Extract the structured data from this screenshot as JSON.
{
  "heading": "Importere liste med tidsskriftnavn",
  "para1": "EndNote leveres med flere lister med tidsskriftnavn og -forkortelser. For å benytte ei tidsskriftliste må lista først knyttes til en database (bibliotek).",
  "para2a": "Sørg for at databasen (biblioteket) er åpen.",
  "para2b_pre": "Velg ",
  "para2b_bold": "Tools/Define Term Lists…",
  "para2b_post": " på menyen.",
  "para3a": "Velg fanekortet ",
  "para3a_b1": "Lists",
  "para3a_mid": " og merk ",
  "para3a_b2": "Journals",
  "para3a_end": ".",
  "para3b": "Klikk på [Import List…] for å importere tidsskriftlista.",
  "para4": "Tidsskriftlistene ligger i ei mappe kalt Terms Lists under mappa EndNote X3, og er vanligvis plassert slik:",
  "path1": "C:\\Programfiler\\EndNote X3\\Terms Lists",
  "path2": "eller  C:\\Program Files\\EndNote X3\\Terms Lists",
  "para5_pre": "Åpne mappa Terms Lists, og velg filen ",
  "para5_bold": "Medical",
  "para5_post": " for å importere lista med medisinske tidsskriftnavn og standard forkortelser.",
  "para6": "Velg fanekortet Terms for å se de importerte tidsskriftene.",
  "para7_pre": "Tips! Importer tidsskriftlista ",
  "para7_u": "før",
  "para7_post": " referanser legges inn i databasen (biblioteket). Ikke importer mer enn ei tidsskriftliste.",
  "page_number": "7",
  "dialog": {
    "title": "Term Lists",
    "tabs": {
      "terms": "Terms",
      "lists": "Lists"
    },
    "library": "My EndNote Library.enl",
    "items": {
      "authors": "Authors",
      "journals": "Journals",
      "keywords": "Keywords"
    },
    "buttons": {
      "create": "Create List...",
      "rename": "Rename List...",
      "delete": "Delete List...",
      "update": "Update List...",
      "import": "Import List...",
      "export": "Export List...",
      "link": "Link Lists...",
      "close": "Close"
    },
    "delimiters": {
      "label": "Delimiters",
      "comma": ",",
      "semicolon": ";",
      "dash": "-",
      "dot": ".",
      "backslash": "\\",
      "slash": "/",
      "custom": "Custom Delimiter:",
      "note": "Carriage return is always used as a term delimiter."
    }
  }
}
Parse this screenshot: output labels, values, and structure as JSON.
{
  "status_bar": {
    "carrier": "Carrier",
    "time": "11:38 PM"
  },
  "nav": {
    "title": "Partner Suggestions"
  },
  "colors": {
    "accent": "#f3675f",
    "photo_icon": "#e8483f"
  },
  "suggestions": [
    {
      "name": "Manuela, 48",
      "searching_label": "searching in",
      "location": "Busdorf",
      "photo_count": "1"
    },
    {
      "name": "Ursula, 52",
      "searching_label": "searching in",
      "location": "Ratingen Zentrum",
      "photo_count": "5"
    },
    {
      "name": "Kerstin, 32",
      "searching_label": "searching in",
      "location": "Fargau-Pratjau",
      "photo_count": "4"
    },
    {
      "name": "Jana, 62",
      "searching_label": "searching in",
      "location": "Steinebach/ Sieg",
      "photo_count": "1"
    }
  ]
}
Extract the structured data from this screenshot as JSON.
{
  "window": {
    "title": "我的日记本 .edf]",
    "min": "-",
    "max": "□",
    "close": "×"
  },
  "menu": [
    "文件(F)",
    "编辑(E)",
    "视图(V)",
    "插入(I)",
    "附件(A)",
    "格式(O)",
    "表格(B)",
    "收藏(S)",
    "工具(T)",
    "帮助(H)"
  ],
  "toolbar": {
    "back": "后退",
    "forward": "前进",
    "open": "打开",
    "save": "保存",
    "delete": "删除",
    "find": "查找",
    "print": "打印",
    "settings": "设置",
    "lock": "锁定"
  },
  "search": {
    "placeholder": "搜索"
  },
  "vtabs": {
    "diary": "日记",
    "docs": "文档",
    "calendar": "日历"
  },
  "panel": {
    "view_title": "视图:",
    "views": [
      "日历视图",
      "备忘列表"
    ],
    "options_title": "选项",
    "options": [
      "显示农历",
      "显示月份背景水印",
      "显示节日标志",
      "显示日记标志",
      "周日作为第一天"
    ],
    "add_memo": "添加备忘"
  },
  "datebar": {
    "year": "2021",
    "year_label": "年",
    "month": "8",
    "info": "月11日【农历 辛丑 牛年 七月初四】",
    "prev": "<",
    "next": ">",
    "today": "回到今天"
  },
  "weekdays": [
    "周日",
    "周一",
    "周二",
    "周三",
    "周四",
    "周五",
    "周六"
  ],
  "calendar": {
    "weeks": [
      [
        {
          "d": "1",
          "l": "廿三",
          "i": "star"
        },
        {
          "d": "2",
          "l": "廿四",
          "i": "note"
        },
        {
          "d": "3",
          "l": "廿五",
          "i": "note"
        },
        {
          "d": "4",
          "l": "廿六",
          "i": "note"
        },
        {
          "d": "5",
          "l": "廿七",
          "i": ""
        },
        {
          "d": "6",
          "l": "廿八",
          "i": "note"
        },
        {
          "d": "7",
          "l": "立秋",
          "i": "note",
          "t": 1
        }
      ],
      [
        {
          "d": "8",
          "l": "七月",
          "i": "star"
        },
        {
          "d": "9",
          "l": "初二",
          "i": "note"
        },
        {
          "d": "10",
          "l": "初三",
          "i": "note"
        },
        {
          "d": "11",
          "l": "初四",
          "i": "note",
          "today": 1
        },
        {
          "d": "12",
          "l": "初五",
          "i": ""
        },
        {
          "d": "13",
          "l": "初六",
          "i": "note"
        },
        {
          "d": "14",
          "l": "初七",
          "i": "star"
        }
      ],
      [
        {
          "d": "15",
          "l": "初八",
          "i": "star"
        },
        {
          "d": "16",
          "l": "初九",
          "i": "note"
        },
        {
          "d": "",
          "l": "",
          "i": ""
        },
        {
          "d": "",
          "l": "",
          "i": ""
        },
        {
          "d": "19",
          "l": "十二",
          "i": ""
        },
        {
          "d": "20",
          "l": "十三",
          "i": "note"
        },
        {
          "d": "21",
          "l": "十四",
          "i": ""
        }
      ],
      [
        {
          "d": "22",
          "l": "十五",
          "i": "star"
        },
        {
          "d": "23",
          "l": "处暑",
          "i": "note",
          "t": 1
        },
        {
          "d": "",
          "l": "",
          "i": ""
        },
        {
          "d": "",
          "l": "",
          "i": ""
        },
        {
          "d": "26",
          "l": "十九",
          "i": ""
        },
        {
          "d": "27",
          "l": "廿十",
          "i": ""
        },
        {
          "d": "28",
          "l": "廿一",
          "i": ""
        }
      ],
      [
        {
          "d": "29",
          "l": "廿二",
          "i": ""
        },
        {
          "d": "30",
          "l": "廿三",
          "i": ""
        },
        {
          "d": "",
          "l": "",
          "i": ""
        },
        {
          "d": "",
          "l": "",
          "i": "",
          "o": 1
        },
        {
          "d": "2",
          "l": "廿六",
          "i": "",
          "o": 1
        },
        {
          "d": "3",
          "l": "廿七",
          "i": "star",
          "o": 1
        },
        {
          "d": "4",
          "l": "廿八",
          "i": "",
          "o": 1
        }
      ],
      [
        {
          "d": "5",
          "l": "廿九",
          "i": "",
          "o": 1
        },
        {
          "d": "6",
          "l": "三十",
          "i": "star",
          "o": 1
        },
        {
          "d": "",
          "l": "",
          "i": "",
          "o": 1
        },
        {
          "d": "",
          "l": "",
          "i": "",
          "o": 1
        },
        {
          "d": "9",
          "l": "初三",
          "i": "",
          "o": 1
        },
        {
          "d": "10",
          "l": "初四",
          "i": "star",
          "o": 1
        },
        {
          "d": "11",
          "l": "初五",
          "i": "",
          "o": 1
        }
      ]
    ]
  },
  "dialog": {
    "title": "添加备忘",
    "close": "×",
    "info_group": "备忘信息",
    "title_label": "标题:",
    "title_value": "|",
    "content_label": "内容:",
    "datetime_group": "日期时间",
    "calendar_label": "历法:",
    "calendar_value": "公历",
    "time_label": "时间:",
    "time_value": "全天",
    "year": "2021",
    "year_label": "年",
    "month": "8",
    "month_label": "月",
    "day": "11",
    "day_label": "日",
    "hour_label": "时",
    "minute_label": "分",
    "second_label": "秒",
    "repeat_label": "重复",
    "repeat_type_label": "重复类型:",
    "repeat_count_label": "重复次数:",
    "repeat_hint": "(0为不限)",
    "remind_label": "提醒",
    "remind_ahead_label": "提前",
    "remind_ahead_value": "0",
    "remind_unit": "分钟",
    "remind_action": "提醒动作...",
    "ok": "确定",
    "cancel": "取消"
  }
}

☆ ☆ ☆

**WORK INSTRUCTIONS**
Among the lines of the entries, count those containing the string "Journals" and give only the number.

**RESPONSE TO THIS EXERCISE**
2